— BRIEF —
Using the listing, work out the number of lines where "виписки" shows up, and answer with that number alone.

— DATA EXTRACT —

*****

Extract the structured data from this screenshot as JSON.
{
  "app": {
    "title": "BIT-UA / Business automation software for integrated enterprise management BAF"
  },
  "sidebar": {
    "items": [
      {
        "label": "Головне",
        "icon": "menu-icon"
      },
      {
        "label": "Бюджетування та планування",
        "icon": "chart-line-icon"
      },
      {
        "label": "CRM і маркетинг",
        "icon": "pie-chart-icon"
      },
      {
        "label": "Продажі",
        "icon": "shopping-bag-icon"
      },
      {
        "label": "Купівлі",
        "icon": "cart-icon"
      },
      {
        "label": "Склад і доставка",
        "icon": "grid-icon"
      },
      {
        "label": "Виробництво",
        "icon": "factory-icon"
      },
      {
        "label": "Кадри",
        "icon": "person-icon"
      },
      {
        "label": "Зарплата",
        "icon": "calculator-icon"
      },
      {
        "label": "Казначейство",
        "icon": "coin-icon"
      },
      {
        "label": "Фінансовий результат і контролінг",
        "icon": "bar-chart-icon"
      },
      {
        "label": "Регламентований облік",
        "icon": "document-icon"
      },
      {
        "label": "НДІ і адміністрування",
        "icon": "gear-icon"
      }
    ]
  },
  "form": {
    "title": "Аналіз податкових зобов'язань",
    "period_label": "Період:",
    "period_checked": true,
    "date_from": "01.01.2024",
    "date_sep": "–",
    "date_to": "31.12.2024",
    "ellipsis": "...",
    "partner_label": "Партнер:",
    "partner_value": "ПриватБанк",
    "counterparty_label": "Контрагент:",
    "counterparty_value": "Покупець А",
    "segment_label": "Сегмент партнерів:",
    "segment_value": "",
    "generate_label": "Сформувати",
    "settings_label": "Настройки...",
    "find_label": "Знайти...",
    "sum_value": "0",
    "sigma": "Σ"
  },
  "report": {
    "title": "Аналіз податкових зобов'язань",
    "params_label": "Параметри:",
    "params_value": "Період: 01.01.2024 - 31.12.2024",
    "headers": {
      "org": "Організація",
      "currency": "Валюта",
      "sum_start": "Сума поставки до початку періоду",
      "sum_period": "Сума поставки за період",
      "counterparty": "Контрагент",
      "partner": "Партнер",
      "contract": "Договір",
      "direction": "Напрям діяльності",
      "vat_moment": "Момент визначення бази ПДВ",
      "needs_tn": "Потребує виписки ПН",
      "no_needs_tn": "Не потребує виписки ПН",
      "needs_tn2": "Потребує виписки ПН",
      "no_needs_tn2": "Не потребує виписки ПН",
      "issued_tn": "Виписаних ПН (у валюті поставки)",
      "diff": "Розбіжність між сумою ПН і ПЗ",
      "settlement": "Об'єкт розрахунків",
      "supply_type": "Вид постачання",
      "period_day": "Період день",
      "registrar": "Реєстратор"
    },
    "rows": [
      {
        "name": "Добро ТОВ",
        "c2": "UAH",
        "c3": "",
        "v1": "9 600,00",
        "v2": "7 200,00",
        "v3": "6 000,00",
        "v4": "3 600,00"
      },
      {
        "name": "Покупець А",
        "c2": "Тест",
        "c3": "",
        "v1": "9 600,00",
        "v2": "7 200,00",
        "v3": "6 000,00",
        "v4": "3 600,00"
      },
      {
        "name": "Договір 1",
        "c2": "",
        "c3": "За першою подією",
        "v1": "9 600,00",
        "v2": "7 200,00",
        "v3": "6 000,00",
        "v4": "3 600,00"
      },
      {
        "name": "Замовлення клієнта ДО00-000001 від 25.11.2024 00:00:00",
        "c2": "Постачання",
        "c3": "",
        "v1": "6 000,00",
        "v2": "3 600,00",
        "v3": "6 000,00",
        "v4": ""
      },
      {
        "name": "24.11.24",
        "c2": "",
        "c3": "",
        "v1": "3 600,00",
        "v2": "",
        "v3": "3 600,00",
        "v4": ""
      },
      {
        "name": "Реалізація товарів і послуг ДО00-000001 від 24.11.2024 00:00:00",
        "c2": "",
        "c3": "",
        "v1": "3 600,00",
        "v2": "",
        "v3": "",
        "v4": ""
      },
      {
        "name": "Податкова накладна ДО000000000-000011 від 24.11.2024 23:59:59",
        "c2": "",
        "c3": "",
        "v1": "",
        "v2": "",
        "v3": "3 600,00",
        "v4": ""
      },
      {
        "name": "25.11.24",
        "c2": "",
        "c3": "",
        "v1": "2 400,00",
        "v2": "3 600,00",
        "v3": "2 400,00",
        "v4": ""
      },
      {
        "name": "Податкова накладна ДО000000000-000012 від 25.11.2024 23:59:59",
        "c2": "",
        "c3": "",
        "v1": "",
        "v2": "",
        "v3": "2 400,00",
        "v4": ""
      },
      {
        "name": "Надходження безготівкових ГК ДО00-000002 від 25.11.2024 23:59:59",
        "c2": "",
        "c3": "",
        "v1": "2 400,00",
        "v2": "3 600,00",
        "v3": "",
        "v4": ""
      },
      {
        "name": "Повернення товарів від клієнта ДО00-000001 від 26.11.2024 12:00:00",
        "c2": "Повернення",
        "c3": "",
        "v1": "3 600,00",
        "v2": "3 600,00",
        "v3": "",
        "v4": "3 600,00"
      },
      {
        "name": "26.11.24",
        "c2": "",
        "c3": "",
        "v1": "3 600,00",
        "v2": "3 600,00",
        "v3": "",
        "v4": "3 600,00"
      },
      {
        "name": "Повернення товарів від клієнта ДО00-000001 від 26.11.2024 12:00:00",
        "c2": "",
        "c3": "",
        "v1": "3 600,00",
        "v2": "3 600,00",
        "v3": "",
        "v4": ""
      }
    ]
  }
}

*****

— TASK OUTPUT —
4